Material provided:
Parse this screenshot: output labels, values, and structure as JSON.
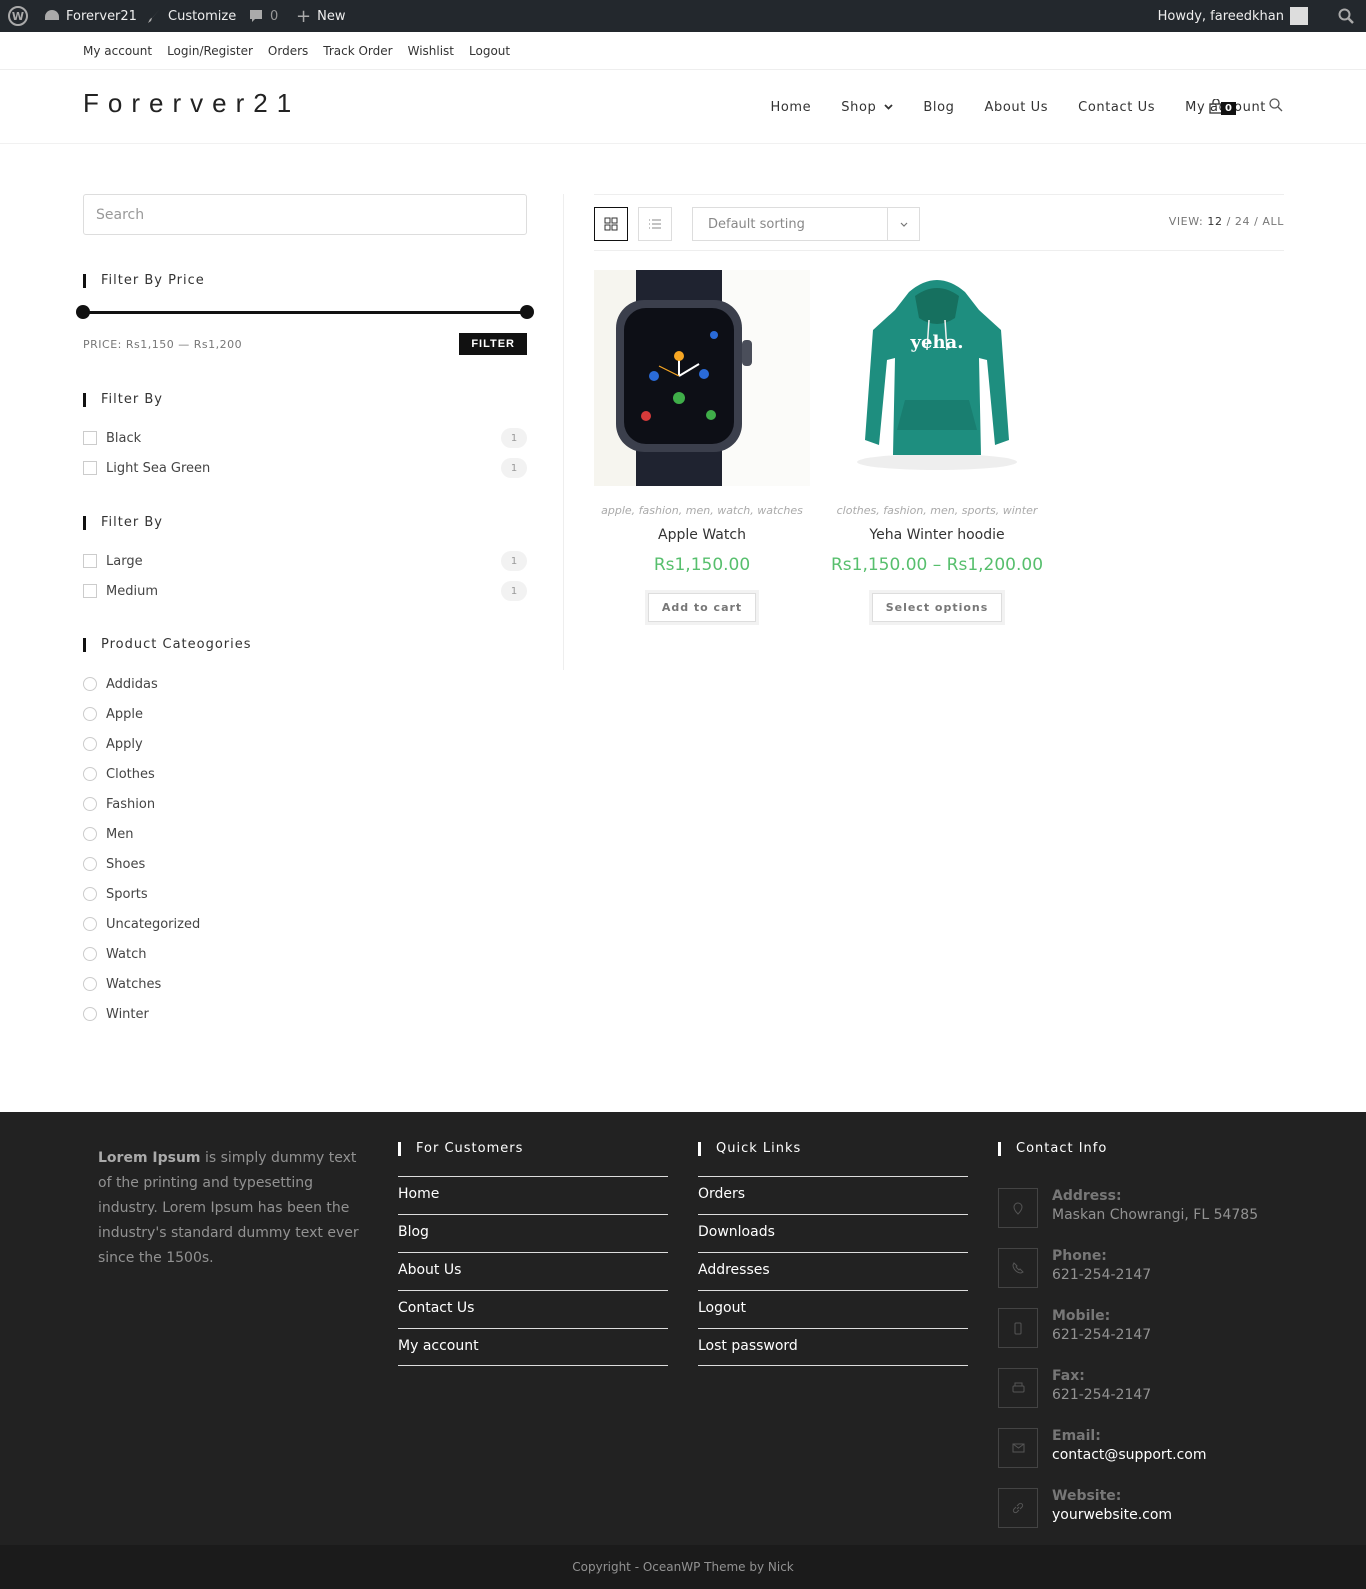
{
  "adminbar": {
    "site_name": "Forerver21",
    "customize": "Customize",
    "comments_count": "0",
    "new_label": "New",
    "howdy": "Howdy, fareedkhan"
  },
  "topbar": {
    "links": [
      "My account",
      "Login/Register",
      "Orders",
      "Track Order",
      "Wishlist",
      "Logout"
    ]
  },
  "header": {
    "logo": "Forerver21",
    "nav": [
      "Home",
      "Shop",
      "Blog",
      "About Us",
      "Contact Us",
      "My account"
    ],
    "cart_count": "0"
  },
  "sidebar": {
    "search_placeholder": "Search",
    "price_title": "Filter By Price",
    "price_label": "PRICE: Rs1,150 — Rs1,200",
    "price_range": [
      0,
      1
    ],
    "filter_button": "FILTER",
    "filter1_title": "Filter By",
    "filter1_items": [
      {
        "label": "Black",
        "count": "1"
      },
      {
        "label": "Light Sea Green",
        "count": "1"
      }
    ],
    "filter2_title": "Filter By",
    "filter2_items": [
      {
        "label": "Large",
        "count": "1"
      },
      {
        "label": "Medium",
        "count": "1"
      }
    ],
    "categories_title": "Product Cateogories",
    "categories": [
      "Addidas",
      "Apple",
      "Apply",
      "Clothes",
      "Fashion",
      "Men",
      "Shoes",
      "Sports",
      "Uncategorized",
      "Watch",
      "Watches",
      "Winter"
    ]
  },
  "toolbar": {
    "sort": "Default sorting",
    "view_label": "VIEW:",
    "view_12": "12",
    "view_24": "24",
    "view_all": "ALL"
  },
  "products": [
    {
      "cats": "apple, fashion, men, watch, watches",
      "title": "Apple Watch",
      "price": "Rs1,150.00",
      "button": "Add to cart"
    },
    {
      "cats": "clothes, fashion, men, sports, winter",
      "title": "Yeha Winter hoodie",
      "price": "Rs1,150.00 – Rs1,200.00",
      "button": "Select options",
      "print": "yeha."
    }
  ],
  "footer": {
    "about_bold": "Lorem Ipsum",
    "about_text": " is simply dummy text of the printing and typesetting industry. Lorem Ipsum has been the industry's standard dummy text ever since the 1500s.",
    "customers_title": "For Customers",
    "customers_links": [
      "Home",
      "Blog",
      "About Us",
      "Contact Us",
      "My account"
    ],
    "quick_title": "Quick Links",
    "quick_links": [
      "Orders",
      "Downloads",
      "Addresses",
      "Logout",
      "Lost password"
    ],
    "contact_title": "Contact Info",
    "contact": [
      {
        "label": "Address:",
        "value": "Maskan Chowrangi, FL 54785",
        "icon": "map-pin-icon"
      },
      {
        "label": "Phone:",
        "value": "621-254-2147",
        "icon": "phone-icon"
      },
      {
        "label": "Mobile:",
        "value": "621-254-2147",
        "icon": "mobile-icon"
      },
      {
        "label": "Fax:",
        "value": "621-254-2147",
        "icon": "fax-icon"
      },
      {
        "label": "Email:",
        "value": "contact@support.com",
        "icon": "envelope-icon"
      },
      {
        "label": "Website:",
        "value": "yourwebsite.com",
        "icon": "link-icon"
      }
    ],
    "copyright": "Copyright - OceanWP Theme by Nick"
  }
}
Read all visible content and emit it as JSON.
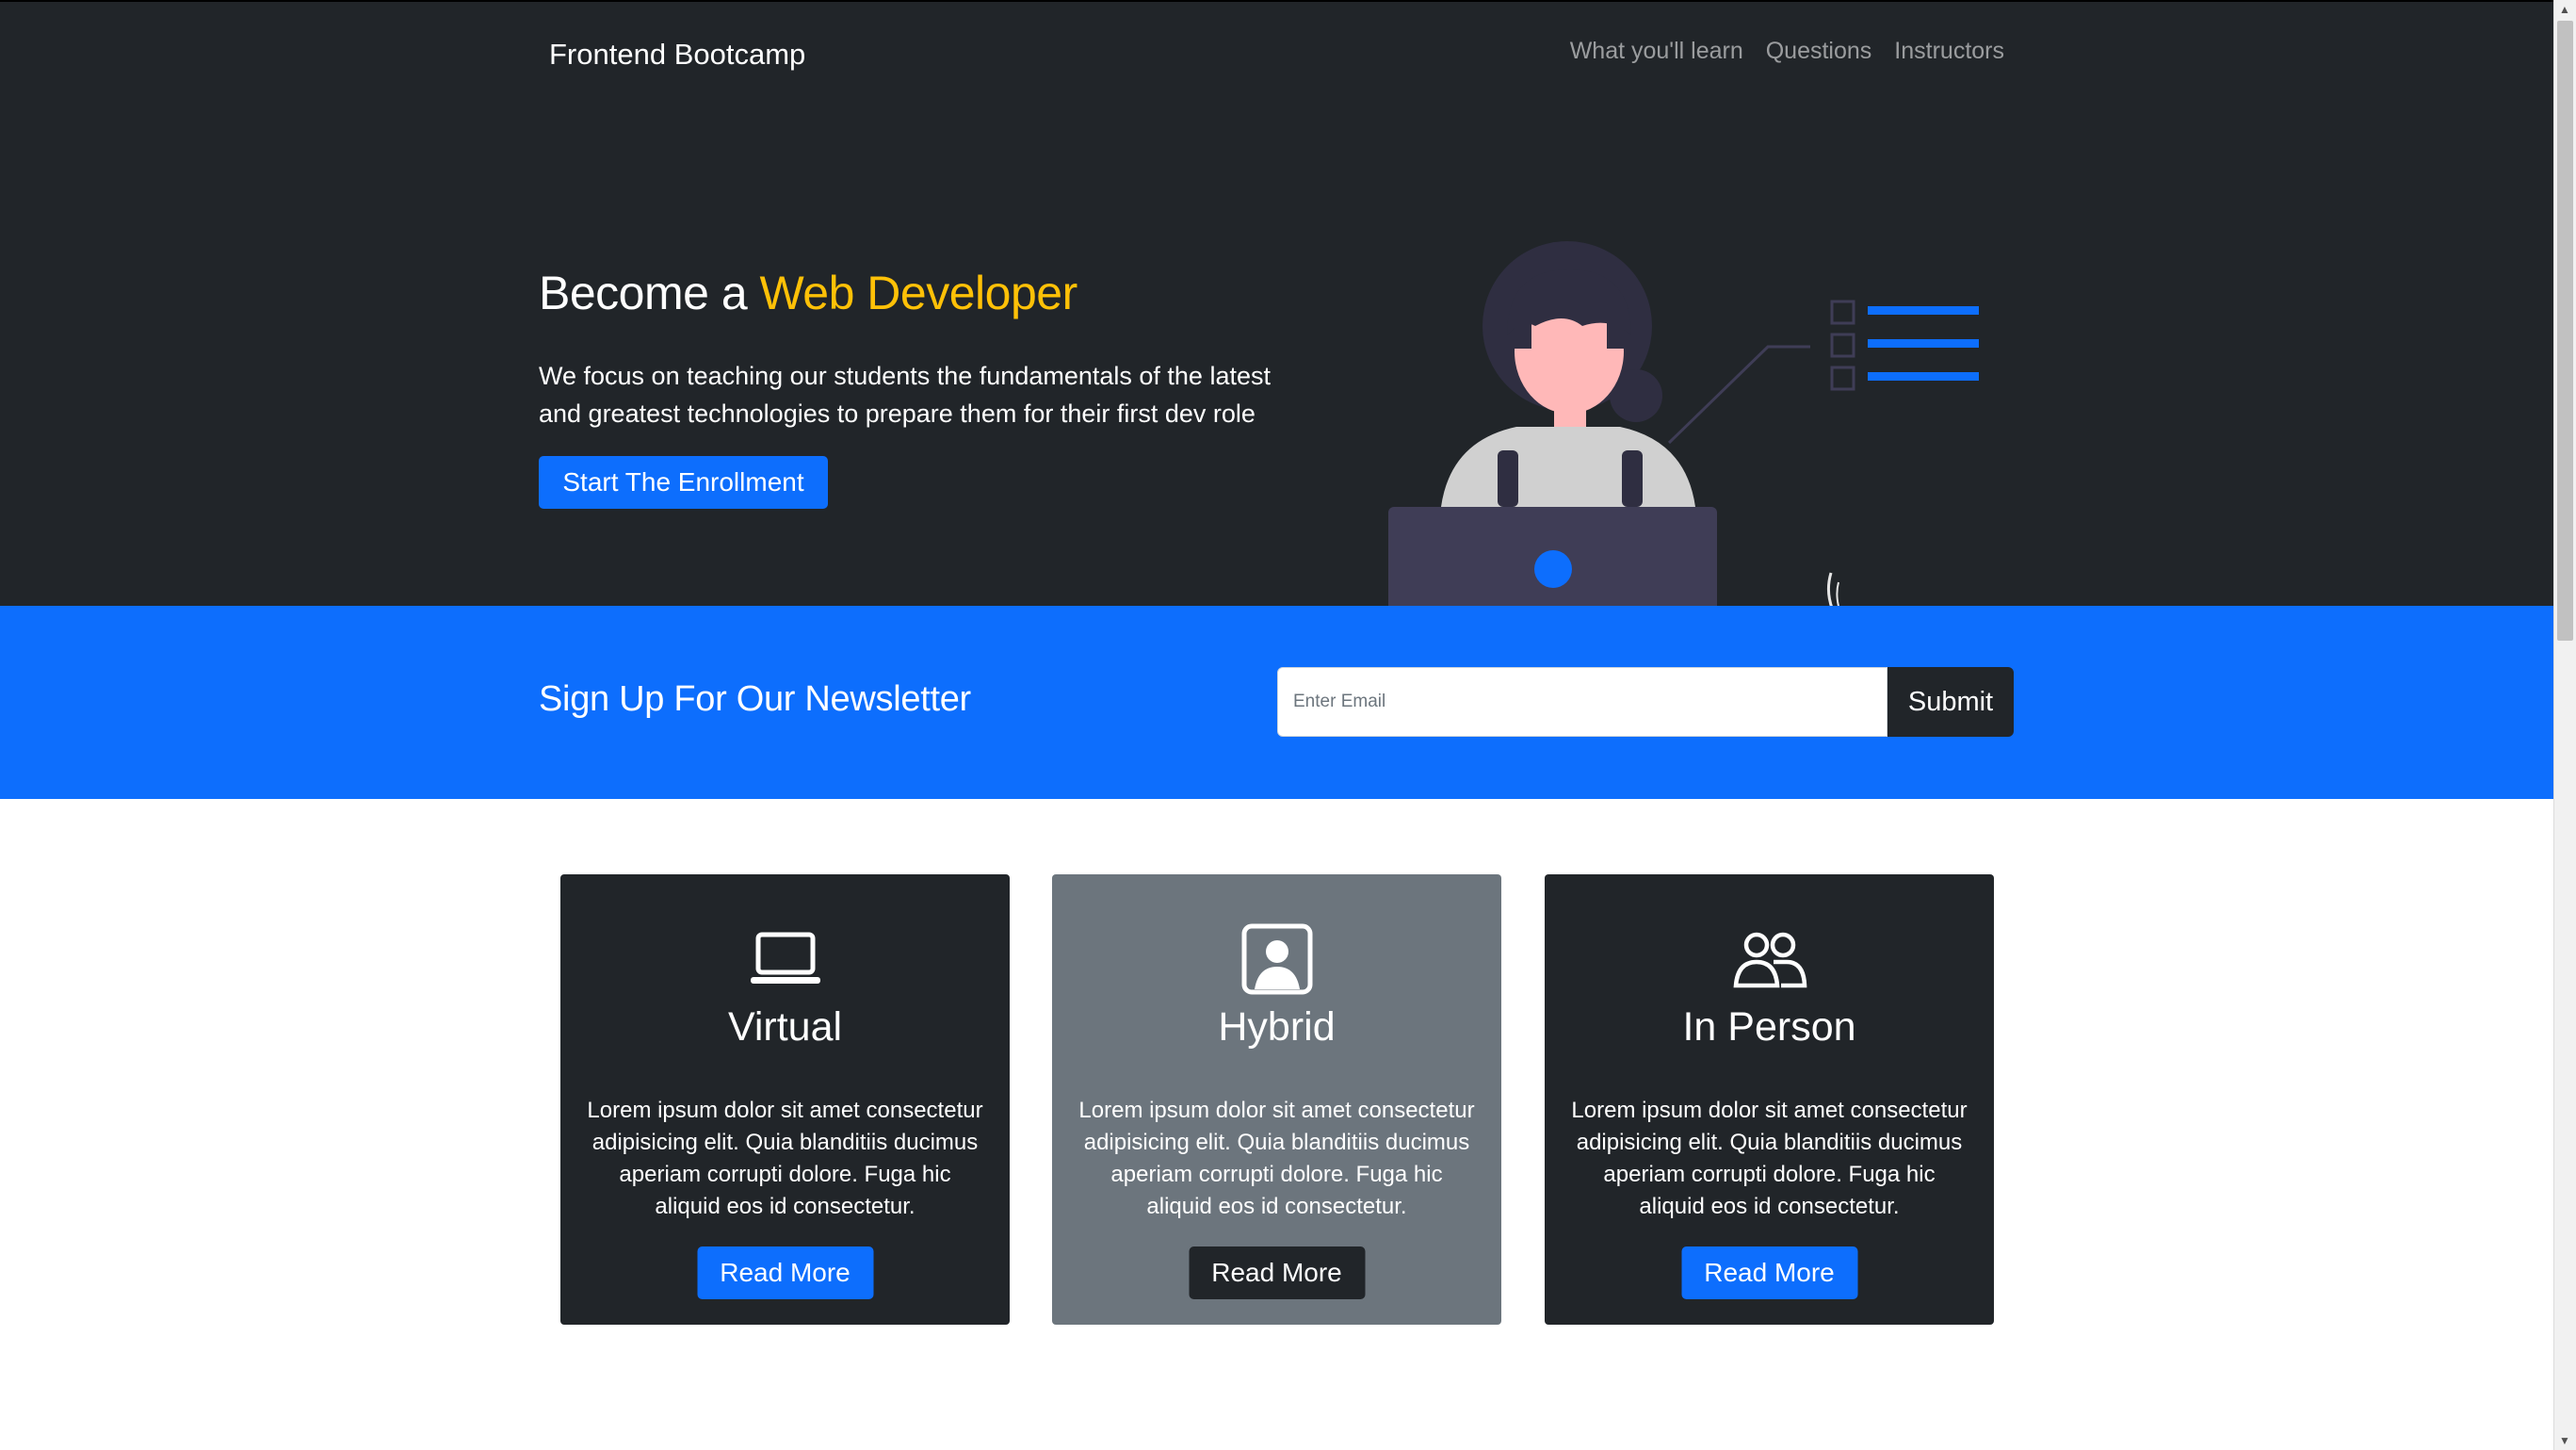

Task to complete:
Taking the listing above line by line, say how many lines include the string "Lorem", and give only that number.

Answer space:
2